The incident happened just before 5:45 p.m., when police received a call for a truck that had crashed into a fence and a utility pole on the 1500 block of N. Lincon Street. The crash happened in front of Hayes Park and across from Arlington Science Focus school, in the Virginia Square neighborhood. The driver of the truck ran off after the accident, police were told.
After a short investigation officers determined that the truck’s owner had parked it with the keys still inside, and had just noticed that it was missing, according to police radio traffic. Police dogs were called in to try to track the suspect, but as of this morning there was no report of an arrest in the case.
Students, faculty, PTA representatives, school board members, Superintendent Dr. Patrick Murphy, and Del. Patrick Hope — along with Abraham’s husband and two children — were on hand when Abraham was told she was the first of eight teachers statewide who will receive the award this year.
Abraham will receive a $2,000 cash prize from the lottery, as well as $2,000 classroom supply credit.
“Beth’s commitment to students of all levels is unmistakable,” said Arlington Science Focus School PTA President Noah Simon. “Whether it is the differentiated guided reading groups she established or her firm yet supportive classroom management style, her students develop and keep the will to learn and excel.”
Simon also noted that Abraham has been working beyond her contract hours to help an at-risk student “whose behavior has not only improved, but is serving as an example classmates can follow.”

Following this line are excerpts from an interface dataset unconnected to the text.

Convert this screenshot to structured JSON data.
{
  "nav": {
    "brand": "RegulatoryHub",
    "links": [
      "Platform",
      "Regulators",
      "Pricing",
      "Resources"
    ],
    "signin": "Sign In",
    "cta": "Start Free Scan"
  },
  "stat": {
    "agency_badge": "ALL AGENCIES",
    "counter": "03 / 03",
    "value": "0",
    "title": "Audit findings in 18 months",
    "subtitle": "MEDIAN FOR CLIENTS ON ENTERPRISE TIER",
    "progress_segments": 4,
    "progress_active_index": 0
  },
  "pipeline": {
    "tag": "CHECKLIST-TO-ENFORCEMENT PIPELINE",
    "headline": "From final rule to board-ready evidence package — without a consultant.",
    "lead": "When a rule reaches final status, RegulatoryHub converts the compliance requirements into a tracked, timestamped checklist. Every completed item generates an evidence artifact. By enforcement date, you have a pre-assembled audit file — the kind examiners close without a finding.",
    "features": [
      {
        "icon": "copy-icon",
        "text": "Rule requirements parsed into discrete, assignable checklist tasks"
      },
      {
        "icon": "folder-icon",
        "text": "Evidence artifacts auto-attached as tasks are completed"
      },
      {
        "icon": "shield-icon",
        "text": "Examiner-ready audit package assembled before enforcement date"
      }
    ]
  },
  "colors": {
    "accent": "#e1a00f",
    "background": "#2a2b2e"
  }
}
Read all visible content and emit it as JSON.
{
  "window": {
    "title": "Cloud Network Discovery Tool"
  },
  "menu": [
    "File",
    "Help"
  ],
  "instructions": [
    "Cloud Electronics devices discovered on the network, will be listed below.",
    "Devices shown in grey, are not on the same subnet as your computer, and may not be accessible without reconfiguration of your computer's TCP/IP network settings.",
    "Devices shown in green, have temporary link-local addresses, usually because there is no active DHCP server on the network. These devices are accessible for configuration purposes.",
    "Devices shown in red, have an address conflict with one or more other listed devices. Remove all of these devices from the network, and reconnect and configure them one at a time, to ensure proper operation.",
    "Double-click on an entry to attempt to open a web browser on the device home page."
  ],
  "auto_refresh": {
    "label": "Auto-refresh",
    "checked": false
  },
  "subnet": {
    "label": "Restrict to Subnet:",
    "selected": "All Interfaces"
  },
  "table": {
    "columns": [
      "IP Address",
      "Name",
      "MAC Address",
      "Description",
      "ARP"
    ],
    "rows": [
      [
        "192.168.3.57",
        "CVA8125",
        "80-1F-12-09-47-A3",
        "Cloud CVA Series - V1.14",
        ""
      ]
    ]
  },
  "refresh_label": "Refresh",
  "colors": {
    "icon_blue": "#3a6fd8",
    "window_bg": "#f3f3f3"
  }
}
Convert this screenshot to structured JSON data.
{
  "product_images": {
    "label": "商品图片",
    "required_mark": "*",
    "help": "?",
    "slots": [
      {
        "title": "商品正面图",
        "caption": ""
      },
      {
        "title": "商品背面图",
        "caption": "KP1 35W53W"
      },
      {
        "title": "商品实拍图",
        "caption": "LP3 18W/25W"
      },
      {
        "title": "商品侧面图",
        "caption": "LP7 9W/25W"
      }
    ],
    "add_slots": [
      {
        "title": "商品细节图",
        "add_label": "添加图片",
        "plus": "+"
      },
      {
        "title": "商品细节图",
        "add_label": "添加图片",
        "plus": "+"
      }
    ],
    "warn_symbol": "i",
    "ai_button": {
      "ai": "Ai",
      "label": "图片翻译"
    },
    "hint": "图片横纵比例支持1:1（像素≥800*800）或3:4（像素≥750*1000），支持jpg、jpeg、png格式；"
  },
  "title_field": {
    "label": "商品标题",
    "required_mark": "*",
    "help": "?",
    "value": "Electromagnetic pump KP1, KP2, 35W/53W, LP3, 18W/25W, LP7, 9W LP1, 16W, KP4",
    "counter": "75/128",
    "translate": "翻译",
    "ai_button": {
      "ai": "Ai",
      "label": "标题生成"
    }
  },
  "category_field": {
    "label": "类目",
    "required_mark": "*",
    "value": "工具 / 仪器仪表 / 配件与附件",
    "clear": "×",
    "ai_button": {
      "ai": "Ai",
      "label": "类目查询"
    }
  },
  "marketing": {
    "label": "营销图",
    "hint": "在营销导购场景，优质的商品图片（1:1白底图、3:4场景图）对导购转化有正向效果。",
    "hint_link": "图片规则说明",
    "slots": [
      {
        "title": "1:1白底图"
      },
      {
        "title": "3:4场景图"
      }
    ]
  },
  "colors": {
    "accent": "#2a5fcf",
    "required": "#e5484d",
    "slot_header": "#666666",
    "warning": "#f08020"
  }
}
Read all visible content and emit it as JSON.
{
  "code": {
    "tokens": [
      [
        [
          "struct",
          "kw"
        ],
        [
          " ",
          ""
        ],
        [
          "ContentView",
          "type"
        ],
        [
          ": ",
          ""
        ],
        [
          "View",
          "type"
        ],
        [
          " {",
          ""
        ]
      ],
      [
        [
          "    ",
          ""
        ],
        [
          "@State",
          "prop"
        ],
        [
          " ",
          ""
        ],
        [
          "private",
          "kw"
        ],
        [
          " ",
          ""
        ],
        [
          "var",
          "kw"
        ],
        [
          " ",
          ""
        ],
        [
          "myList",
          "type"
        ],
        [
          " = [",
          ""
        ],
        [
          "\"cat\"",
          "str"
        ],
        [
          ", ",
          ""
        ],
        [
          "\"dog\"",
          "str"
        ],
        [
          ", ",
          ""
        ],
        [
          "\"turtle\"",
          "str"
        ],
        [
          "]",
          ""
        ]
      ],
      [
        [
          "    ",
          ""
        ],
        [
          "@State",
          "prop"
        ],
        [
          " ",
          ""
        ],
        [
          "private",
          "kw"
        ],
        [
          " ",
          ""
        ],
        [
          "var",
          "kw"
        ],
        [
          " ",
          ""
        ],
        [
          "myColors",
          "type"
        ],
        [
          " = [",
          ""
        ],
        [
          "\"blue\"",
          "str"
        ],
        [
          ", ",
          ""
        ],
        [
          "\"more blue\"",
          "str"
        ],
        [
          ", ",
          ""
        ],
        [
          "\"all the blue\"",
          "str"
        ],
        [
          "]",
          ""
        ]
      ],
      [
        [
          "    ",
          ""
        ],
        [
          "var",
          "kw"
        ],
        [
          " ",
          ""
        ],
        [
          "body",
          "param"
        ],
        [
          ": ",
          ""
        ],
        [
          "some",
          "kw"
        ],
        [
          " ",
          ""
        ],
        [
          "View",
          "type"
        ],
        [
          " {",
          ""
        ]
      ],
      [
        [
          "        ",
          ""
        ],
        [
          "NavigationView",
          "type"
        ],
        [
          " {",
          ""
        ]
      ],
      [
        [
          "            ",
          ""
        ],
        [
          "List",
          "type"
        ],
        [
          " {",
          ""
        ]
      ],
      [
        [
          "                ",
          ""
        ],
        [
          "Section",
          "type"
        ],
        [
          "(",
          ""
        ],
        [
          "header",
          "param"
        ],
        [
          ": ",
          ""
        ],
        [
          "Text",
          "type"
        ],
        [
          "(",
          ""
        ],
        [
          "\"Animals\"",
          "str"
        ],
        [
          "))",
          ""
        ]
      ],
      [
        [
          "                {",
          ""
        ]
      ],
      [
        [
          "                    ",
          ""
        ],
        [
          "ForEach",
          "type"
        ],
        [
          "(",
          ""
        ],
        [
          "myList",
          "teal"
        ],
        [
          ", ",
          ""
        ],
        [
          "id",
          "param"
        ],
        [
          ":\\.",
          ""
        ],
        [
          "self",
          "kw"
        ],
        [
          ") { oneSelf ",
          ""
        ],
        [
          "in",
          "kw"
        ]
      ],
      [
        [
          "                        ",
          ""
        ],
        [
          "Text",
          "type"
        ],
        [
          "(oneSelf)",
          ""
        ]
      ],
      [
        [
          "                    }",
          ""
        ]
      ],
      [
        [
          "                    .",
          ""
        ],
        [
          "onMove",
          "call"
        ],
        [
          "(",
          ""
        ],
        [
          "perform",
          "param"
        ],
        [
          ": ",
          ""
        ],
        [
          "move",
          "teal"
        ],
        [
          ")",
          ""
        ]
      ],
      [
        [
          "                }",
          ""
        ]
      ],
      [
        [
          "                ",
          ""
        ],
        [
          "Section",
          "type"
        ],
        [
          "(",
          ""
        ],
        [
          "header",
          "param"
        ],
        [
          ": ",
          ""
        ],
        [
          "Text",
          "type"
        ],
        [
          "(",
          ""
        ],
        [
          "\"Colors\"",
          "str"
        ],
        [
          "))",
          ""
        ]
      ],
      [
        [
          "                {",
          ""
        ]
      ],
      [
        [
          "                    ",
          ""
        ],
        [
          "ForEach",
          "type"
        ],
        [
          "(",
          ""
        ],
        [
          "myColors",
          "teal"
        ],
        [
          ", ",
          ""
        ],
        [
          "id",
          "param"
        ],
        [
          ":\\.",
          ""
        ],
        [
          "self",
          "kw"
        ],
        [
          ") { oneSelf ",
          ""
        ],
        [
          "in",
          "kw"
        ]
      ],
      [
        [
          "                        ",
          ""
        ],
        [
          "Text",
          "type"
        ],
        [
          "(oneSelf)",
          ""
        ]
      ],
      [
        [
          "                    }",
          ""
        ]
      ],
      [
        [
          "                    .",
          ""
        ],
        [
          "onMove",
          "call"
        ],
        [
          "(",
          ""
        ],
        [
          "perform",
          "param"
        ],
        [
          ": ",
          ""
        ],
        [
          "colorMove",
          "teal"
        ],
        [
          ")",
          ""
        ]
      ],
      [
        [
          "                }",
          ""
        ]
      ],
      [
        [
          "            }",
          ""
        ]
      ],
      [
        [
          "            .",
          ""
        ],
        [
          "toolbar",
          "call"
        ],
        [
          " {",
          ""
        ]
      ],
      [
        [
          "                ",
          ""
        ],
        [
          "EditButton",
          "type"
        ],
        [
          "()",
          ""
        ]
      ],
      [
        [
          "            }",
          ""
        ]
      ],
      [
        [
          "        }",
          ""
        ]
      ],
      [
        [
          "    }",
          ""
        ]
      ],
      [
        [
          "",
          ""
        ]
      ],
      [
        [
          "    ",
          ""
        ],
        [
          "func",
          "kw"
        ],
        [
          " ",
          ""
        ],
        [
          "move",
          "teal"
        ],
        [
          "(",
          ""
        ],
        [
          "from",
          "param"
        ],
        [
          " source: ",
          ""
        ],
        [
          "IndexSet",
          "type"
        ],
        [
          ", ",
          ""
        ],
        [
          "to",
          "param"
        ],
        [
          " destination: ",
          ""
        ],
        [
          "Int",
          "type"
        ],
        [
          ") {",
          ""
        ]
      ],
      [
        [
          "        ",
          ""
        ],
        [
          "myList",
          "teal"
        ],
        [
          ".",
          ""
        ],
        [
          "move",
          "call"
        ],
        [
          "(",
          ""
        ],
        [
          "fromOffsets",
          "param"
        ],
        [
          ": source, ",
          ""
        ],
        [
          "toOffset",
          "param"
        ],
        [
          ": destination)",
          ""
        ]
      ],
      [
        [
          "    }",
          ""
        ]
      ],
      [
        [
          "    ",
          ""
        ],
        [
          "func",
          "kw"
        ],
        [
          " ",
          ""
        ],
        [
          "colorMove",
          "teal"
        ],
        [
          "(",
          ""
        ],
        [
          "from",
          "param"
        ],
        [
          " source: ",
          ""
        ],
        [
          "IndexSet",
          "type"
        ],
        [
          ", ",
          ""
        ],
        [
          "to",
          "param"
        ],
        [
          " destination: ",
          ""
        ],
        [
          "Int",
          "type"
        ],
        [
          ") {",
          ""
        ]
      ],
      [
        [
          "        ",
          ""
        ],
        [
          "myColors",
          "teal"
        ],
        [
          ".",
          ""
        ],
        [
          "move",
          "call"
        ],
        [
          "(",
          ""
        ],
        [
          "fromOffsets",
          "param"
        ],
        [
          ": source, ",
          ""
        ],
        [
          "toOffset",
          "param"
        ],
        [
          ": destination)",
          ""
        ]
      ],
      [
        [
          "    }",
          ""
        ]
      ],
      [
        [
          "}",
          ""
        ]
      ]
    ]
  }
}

Funds raised by the Virginia Lottery provided more than $430 million last year for Virginia public schools, representing about 8 percent of state funding for public education.
Photo courtesy Frank Bellavia/Arlington Public Schools